--- WORK INSTRUCTIONS ---
For this exercise, copy each line of the records that contains the word "structured".

--- RECORD EXTRACTS ---
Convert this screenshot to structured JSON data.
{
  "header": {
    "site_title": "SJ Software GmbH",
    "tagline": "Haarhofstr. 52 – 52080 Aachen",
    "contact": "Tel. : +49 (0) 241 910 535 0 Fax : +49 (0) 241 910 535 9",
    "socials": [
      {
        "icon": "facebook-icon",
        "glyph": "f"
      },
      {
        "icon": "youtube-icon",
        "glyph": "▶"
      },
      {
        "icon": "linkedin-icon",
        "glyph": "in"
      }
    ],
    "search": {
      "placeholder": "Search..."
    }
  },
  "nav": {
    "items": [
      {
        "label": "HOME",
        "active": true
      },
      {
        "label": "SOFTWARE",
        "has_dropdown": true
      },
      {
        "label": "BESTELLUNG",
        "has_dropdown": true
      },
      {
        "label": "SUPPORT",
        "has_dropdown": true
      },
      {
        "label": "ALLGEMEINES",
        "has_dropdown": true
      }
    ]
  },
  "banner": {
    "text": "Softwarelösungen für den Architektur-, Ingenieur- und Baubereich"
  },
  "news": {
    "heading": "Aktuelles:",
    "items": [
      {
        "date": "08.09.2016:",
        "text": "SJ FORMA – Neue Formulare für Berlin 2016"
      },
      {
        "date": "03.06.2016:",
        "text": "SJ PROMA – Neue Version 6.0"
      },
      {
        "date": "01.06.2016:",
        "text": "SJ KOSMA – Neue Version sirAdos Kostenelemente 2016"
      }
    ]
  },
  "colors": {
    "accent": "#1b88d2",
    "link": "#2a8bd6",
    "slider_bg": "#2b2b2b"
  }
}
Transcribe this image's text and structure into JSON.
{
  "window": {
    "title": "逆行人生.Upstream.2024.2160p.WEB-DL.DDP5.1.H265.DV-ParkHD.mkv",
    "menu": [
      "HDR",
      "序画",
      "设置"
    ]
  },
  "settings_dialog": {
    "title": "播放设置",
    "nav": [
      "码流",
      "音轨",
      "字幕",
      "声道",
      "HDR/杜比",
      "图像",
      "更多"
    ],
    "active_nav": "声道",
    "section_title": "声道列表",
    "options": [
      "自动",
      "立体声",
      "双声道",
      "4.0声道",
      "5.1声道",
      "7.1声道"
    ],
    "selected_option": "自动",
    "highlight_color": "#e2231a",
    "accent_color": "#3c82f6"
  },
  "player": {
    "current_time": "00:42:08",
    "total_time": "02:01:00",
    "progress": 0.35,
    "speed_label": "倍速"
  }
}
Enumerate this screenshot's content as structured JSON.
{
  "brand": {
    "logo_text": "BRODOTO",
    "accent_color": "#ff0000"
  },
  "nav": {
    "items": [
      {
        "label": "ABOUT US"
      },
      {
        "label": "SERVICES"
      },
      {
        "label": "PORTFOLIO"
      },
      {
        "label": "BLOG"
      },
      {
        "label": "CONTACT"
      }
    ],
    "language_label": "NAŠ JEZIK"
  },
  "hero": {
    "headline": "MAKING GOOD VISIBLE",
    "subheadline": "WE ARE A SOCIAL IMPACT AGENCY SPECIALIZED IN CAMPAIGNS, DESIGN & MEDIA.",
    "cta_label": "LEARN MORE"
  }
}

--- RESPONSE TO THE EXERCISE ---
Convert this screenshot to structured JSON data.
Enumerate this screenshot's content as structured JSON.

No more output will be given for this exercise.